- _What to produce_: For each record here, output an exact copy.

- _Entries taken from a collection_:
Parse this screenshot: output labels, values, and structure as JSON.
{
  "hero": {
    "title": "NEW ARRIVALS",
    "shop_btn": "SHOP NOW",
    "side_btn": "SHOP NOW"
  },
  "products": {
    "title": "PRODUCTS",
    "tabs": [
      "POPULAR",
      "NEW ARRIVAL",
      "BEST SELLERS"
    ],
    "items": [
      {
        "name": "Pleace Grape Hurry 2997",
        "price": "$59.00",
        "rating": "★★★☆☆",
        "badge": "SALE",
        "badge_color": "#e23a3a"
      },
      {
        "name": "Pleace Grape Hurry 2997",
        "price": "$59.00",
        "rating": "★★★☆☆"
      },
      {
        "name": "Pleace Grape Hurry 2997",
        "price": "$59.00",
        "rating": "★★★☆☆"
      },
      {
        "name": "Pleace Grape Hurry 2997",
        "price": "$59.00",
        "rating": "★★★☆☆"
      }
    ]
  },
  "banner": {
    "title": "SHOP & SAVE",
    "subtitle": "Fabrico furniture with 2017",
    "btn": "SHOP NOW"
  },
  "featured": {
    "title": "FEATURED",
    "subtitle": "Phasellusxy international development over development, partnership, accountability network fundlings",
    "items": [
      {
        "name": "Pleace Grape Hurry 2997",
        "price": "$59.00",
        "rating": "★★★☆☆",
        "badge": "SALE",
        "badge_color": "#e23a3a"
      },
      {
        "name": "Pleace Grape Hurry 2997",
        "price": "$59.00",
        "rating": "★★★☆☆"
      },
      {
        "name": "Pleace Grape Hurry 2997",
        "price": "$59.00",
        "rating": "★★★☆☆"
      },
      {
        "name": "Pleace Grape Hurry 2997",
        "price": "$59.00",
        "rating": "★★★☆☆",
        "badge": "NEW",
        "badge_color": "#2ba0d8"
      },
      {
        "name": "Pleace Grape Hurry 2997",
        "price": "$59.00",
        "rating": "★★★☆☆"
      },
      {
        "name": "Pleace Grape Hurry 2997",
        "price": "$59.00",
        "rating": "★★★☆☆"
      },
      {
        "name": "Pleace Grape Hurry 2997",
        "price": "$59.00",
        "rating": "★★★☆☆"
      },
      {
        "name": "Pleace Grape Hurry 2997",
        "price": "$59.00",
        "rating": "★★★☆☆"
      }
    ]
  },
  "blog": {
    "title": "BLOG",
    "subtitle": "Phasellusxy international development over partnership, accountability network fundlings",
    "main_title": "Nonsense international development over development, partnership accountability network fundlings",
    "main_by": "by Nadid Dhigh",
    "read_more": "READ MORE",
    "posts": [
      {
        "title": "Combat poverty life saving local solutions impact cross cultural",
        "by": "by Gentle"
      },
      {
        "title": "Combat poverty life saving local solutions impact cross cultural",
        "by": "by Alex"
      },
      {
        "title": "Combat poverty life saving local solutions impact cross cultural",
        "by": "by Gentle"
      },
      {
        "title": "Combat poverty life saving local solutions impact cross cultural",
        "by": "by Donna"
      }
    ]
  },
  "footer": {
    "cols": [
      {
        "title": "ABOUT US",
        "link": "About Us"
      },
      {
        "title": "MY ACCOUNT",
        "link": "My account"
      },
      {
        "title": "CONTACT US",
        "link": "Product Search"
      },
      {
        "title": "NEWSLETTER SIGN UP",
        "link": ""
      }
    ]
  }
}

- _Task answer_:
Parse this screenshot: output labels, values, and structure as JSON.
{
  "hero": {
    "title": "NEW ARRIVALS",
    "shop_btn": "SHOP NOW",
    "side_btn": "SHOP NOW"
  },
  "products": {
    "title": "PRODUCTS",
    "tabs": [
      "POPULAR",
      "NEW ARRIVAL",
      "BEST SELLERS"
    ],
    "items": [
      {
        "name": "Pleace Grape Hurry 2997",
        "price": "$59.00",
        "rating": "★★★☆☆",
        "badge": "SALE",
        "badge_color": "#e23a3a"
      },
      {
        "name": "Pleace Grape Hurry 2997",
        "price": "$59.00",
        "rating": "★★★☆☆"
      },
      {
        "name": "Pleace Grape Hurry 2997",
        "price": "$59.00",
        "rating": "★★★☆☆"
      },
      {
        "name": "Pleace Grape Hurry 2997",
        "price": "$59.00",
        "rating": "★★★☆☆"
      }
    ]
  },
  "banner": {
    "title": "SHOP & SAVE",
    "subtitle": "Fabrico furniture with 2017",
    "btn": "SHOP NOW"
  },
  "featured": {
    "title": "FEATURED",
    "subtitle": "Phasellusxy international development over development, partnership, accountability network fundlings",
    "items": [
      {
        "name": "Pleace Grape Hurry 2997",
        "price": "$59.00",
        "rating": "★★★☆☆",
        "badge": "SALE",
        "badge_color": "#e23a3a"
      },
      {
        "name": "Pleace Grape Hurry 2997",
        "price": "$59.00",
        "rating": "★★★☆☆"
      },
      {
        "name": "Pleace Grape Hurry 2997",
        "price": "$59.00",
        "rating": "★★★☆☆"
      },
      {
        "name": "Pleace Grape Hurry 2997",
        "price": "$59.00",
        "rating": "★★★☆☆",
        "badge": "NEW",
        "badge_color": "#2ba0d8"
      },
      {
        "name": "Pleace Grape Hurry 2997",
        "price": "$59.00",
        "rating": "★★★☆☆"
      },
      {
        "name": "Pleace Grape Hurry 2997",
        "price": "$59.00",
        "rating": "★★★☆☆"
      },
      {
        "name": "Pleace Grape Hurry 2997",
        "price": "$59.00",
        "rating": "★★★☆☆"
      },
      {
        "name": "Pleace Grape Hurry 2997",
        "price": "$59.00",
        "rating": "★★★☆☆"
      }
    ]
  },
  "blog": {
    "title": "BLOG",
    "subtitle": "Phasellusxy international development over partnership, accountability network fundlings",
    "main_title": "Nonsense international development over development, partnership accountability network fundlings",
    "main_by": "by Nadid Dhigh",
    "read_more": "READ MORE",
    "posts": [
      {
        "title": "Combat poverty life saving local solutions impact cross cultural",
        "by": "by Gentle"
      },
      {
        "title": "Combat poverty life saving local solutions impact cross cultural",
        "by": "by Alex"
      },
      {
        "title": "Combat poverty life saving local solutions impact cross cultural",
        "by": "by Gentle"
      },
      {
        "title": "Combat poverty life saving local solutions impact cross cultural",
        "by": "by Donna"
      }
    ]
  },
  "footer": {
    "cols": [
      {
        "title": "ABOUT US",
        "link": "About Us"
      },
      {
        "title": "MY ACCOUNT",
        "link": "My account"
      },
      {
        "title": "CONTACT US",
        "link": "Product Search"
      },
      {
        "title": "NEWSLETTER SIGN UP",
        "link": ""
      }
    ]
  }
}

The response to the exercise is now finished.